-- Exercise instructions --
Every entry is to be written out word for word.

——

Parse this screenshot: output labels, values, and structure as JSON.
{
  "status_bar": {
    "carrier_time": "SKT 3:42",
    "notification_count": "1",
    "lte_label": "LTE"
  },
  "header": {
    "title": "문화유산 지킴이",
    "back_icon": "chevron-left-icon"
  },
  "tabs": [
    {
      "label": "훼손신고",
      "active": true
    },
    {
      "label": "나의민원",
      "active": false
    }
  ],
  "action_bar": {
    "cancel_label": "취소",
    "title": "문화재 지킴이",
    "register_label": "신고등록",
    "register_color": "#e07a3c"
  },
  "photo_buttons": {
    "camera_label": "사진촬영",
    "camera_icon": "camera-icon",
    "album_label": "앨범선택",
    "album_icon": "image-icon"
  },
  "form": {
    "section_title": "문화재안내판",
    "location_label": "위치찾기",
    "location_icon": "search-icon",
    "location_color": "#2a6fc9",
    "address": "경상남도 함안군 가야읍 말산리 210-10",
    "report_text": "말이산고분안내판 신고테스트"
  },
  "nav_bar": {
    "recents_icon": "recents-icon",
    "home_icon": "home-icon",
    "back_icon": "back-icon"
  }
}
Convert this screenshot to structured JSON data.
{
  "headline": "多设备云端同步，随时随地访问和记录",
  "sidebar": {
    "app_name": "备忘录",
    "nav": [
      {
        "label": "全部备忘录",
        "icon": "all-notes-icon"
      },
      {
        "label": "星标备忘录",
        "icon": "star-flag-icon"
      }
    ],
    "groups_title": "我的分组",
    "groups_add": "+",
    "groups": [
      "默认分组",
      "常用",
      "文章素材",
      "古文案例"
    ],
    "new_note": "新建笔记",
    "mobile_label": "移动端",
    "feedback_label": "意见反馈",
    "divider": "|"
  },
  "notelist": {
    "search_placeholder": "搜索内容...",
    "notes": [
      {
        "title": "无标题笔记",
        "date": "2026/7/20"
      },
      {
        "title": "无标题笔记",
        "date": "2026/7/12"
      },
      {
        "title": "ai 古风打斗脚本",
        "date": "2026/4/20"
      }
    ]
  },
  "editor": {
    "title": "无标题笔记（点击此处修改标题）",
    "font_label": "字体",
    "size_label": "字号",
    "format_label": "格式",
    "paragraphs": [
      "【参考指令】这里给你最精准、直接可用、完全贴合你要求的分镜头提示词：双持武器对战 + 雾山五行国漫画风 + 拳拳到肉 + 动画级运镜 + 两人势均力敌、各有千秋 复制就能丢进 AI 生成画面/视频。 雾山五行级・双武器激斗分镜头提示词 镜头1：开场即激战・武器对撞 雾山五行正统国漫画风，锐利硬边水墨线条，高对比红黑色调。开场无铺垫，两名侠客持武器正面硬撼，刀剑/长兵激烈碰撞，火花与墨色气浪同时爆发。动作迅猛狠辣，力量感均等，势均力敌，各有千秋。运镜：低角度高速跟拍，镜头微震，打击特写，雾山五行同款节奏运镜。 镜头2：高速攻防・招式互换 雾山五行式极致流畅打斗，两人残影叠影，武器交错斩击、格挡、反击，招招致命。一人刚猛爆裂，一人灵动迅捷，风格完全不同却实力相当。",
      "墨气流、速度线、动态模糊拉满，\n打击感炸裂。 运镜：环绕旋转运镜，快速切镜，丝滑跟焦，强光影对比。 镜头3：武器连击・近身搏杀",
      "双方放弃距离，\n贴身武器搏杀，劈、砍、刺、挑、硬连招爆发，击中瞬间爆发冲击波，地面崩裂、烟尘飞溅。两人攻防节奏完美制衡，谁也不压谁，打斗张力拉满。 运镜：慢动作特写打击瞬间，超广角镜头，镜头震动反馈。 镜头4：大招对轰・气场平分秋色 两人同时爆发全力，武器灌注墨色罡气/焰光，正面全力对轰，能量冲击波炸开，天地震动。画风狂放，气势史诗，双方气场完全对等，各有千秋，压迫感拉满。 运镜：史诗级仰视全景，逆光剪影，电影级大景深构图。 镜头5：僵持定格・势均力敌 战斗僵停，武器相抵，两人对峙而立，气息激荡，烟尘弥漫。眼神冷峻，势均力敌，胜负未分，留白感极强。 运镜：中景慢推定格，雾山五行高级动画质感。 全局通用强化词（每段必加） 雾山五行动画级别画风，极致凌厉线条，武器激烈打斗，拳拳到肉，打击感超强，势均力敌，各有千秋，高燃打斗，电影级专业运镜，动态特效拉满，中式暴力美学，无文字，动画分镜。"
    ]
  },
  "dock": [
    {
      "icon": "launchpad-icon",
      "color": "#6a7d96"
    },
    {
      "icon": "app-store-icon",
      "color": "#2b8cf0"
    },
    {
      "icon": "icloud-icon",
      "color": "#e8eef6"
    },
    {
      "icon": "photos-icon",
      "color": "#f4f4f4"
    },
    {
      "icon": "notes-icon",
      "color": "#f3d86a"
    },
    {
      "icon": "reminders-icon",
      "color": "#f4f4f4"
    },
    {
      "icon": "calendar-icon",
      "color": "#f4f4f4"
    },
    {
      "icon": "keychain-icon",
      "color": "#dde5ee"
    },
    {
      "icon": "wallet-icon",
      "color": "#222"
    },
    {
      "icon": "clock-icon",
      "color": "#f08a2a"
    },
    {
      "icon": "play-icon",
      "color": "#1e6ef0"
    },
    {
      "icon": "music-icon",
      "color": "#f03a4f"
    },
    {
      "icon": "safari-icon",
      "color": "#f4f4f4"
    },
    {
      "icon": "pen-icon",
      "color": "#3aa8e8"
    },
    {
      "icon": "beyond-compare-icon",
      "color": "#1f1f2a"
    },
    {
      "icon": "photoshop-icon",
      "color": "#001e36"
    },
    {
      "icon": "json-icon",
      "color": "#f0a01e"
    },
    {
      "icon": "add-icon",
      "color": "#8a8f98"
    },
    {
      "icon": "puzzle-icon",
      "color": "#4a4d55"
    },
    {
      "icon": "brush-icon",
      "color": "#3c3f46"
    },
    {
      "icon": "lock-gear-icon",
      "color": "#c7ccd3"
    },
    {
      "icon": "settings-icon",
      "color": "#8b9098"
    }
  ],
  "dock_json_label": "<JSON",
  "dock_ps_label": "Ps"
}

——

-- Result below --
Parse this screenshot: output labels, values, and structure as JSON.
{
  "status_bar": {
    "carrier_time": "SKT 3:42",
    "notification_count": "1",
    "lte_label": "LTE"
  },
  "header": {
    "title": "문화유산 지킴이",
    "back_icon": "chevron-left-icon"
  },
  "tabs": [
    {
      "label": "훼손신고",
      "active": true
    },
    {
      "label": "나의민원",
      "active": false
    }
  ],
  "action_bar": {
    "cancel_label": "취소",
    "title": "문화재 지킴이",
    "register_label": "신고등록",
    "register_color": "#e07a3c"
  },
  "photo_buttons": {
    "camera_label": "사진촬영",
    "camera_icon": "camera-icon",
    "album_label": "앨범선택",
    "album_icon": "image-icon"
  },
  "form": {
    "section_title": "문화재안내판",
    "location_label": "위치찾기",
    "location_icon": "search-icon",
    "location_color": "#2a6fc9",
    "address": "경상남도 함안군 가야읍 말산리 210-10",
    "report_text": "말이산고분안내판 신고테스트"
  },
  "nav_bar": {
    "recents_icon": "recents-icon",
    "home_icon": "home-icon",
    "back_icon": "back-icon"
  }
}
Convert this screenshot to structured JSON data.
{
  "headline": "多设备云端同步，随时随地访问和记录",
  "sidebar": {
    "app_name": "备忘录",
    "nav": [
      {
        "label": "全部备忘录",
        "icon": "all-notes-icon"
      },
      {
        "label": "星标备忘录",
        "icon": "star-flag-icon"
      }
    ],
    "groups_title": "我的分组",
    "groups_add": "+",
    "groups": [
      "默认分组",
      "常用",
      "文章素材",
      "古文案例"
    ],
    "new_note": "新建笔记",
    "mobile_label": "移动端",
    "feedback_label": "意见反馈",
    "divider": "|"
  },
  "notelist": {
    "search_placeholder": "搜索内容...",
    "notes": [
      {
        "title": "无标题笔记",
        "date": "2026/7/20"
      },
      {
        "title": "无标题笔记",
        "date": "2026/7/12"
      },
      {
        "title": "ai 古风打斗脚本",
        "date": "2026/4/20"
      }
    ]
  },
  "editor": {
    "title": "无标题笔记（点击此处修改标题）",
    "font_label": "字体",
    "size_label": "字号",
    "format_label": "格式",
    "paragraphs": [
      "【参考指令】这里给你最精准、直接可用、完全贴合你要求的分镜头提示词：双持武器对战 + 雾山五行国漫画风 + 拳拳到肉 + 动画级运镜 + 两人势均力敌、各有千秋 复制就能丢进 AI 生成画面/视频。 雾山五行级・双武器激斗分镜头提示词 镜头1：开场即激战・武器对撞 雾山五行正统国漫画风，锐利硬边水墨线条，高对比红黑色调。开场无铺垫，两名侠客持武器正面硬撼，刀剑/长兵激烈碰撞，火花与墨色气浪同时爆发。动作迅猛狠辣，力量感均等，势均力敌，各有千秋。运镜：低角度高速跟拍，镜头微震，打击特写，雾山五行同款节奏运镜。 镜头2：高速攻防・招式互换 雾山五行式极致流畅打斗，两人残影叠影，武器交错斩击、格挡、反击，招招致命。一人刚猛爆裂，一人灵动迅捷，风格完全不同却实力相当。",
      "墨气流、速度线、动态模糊拉满，\n打击感炸裂。 运镜：环绕旋转运镜，快速切镜，丝滑跟焦，强光影对比。 镜头3：武器连击・近身搏杀",
      "双方放弃距离，\n贴身武器搏杀，劈、砍、刺、挑、硬连招爆发，击中瞬间爆发冲击波，地面崩裂、烟尘飞溅。两人攻防节奏完美制衡，谁也不压谁，打斗张力拉满。 运镜：慢动作特写打击瞬间，超广角镜头，镜头震动反馈。 镜头4：大招对轰・气场平分秋色 两人同时爆发全力，武器灌注墨色罡气/焰光，正面全力对轰，能量冲击波炸开，天地震动。画风狂放，气势史诗，双方气场完全对等，各有千秋，压迫感拉满。 运镜：史诗级仰视全景，逆光剪影，电影级大景深构图。 镜头5：僵持定格・势均力敌 战斗僵停，武器相抵，两人对峙而立，气息激荡，烟尘弥漫。眼神冷峻，势均力敌，胜负未分，留白感极强。 运镜：中景慢推定格，雾山五行高级动画质感。 全局通用强化词（每段必加） 雾山五行动画级别画风，极致凌厉线条，武器激烈打斗，拳拳到肉，打击感超强，势均力敌，各有千秋，高燃打斗，电影级专业运镜，动态特效拉满，中式暴力美学，无文字，动画分镜。"
    ]
  },
  "dock": [
    {
      "icon": "launchpad-icon",
      "color": "#6a7d96"
    },
    {
      "icon": "app-store-icon",
      "color": "#2b8cf0"
    },
    {
      "icon": "icloud-icon",
      "color": "#e8eef6"
    },
    {
      "icon": "photos-icon",
      "color": "#f4f4f4"
    },
    {
      "icon": "notes-icon",
      "color": "#f3d86a"
    },
    {
      "icon": "reminders-icon",
      "color": "#f4f4f4"
    },
    {
      "icon": "calendar-icon",
      "color": "#f4f4f4"
    },
    {
      "icon": "keychain-icon",
      "color": "#dde5ee"
    },
    {
      "icon": "wallet-icon",
      "color": "#222"
    },
    {
      "icon": "clock-icon",
      "color": "#f08a2a"
    },
    {
      "icon": "play-icon",
      "color": "#1e6ef0"
    },
    {
      "icon": "music-icon",
      "color": "#f03a4f"
    },
    {
      "icon": "safari-icon",
      "color": "#f4f4f4"
    },
    {
      "icon": "pen-icon",
      "color": "#3aa8e8"
    },
    {
      "icon": "beyond-compare-icon",
      "color": "#1f1f2a"
    },
    {
      "icon": "photoshop-icon",
      "color": "#001e36"
    },
    {
      "icon": "json-icon",
      "color": "#f0a01e"
    },
    {
      "icon": "add-icon",
      "color": "#8a8f98"
    },
    {
      "icon": "puzzle-icon",
      "color": "#4a4d55"
    },
    {
      "icon": "brush-icon",
      "color": "#3c3f46"
    },
    {
      "icon": "lock-gear-icon",
      "color": "#c7ccd3"
    },
    {
      "icon": "settings-icon",
      "color": "#8b9098"
    }
  ],
  "dock_json_label": "<JSON",
  "dock_ps_label": "Ps"
}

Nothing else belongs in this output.